Photos by Mike Emery | @emeryphoto
*Click images to enlarge.
There are so many trick parts on Stewie’s #7 machine. Carbon fiber and titanium, everywhere you look.
James runs Showa (pictured here his signature super stiff fork) while you’ll notice Roczen’s bike is equipped with KYB.
Machined titanium footpeg mounts, and the titanium pegs attached = $$$$$, and dream pieces for anyone who owns an RMZ.
They wouldn’t tell us any details, but pointed out this carbon fiber air box piece is one of many custom details to this bike.
James wins for most bling on a front brake setup.
Ken Roczen’s bike basks in the California sun. Same platform, but a much different set up.
Pegs are all rider preference, and as you can see Roczen’s are a stark contrast to many of the razor sharp pegs in the paddock.
A very custom carbon piece shown here protects the water pump with practically no weight gain.
KYB equipped, Roczen feels more comfortable on this setup and switched to it from Showa last year.
No swing arm stickers = no sponsors that stepped up for this ad space. It’s weird seeing it blank, and perhaps we will see someone buy in later.
Roczen’s works Suzuki levers are lighter, carved down, and have a grippy texture.
GET is the brains behind the data logging, and this piece mounts right behind the left shroud/radiator with the carbon fiber heat barrier in place.
Team Motorcycle Superstore Suzuki is one of the two new Suzuki backed 250 teams.
While not a full factory effort, they have some pretty dialed in machines.
The other Suzuki backed 250 team is the MAD Racing Dirtcandy Suzuki team, who’s bike turned out pretty badass with these flo-yellow plastics and all black frame/swingarm/wheelset combo.
They also are not a factory Suzuki effort, and have the freedom to run their own program.
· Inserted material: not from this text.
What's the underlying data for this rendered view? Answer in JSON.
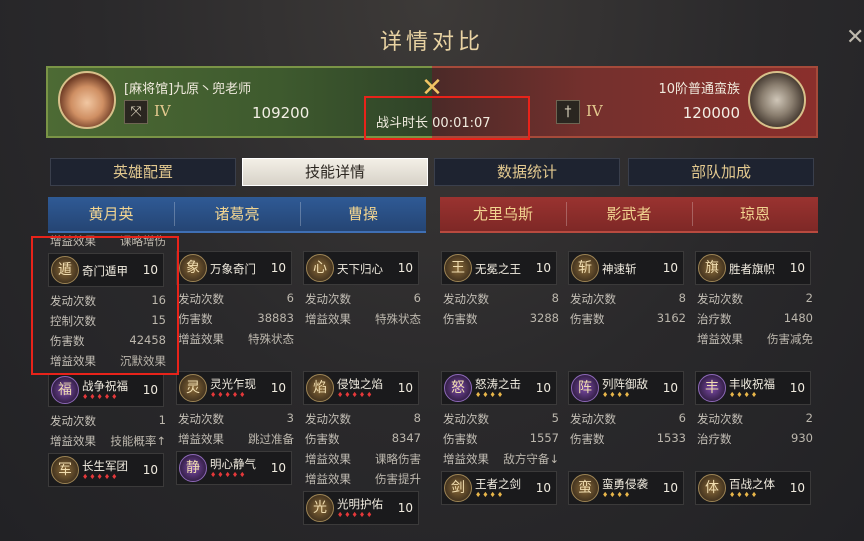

Notice they are using WP suspension, who recently made a big push into the Japanese bike suspension market with their Cone Valve Fork and Trax Shock.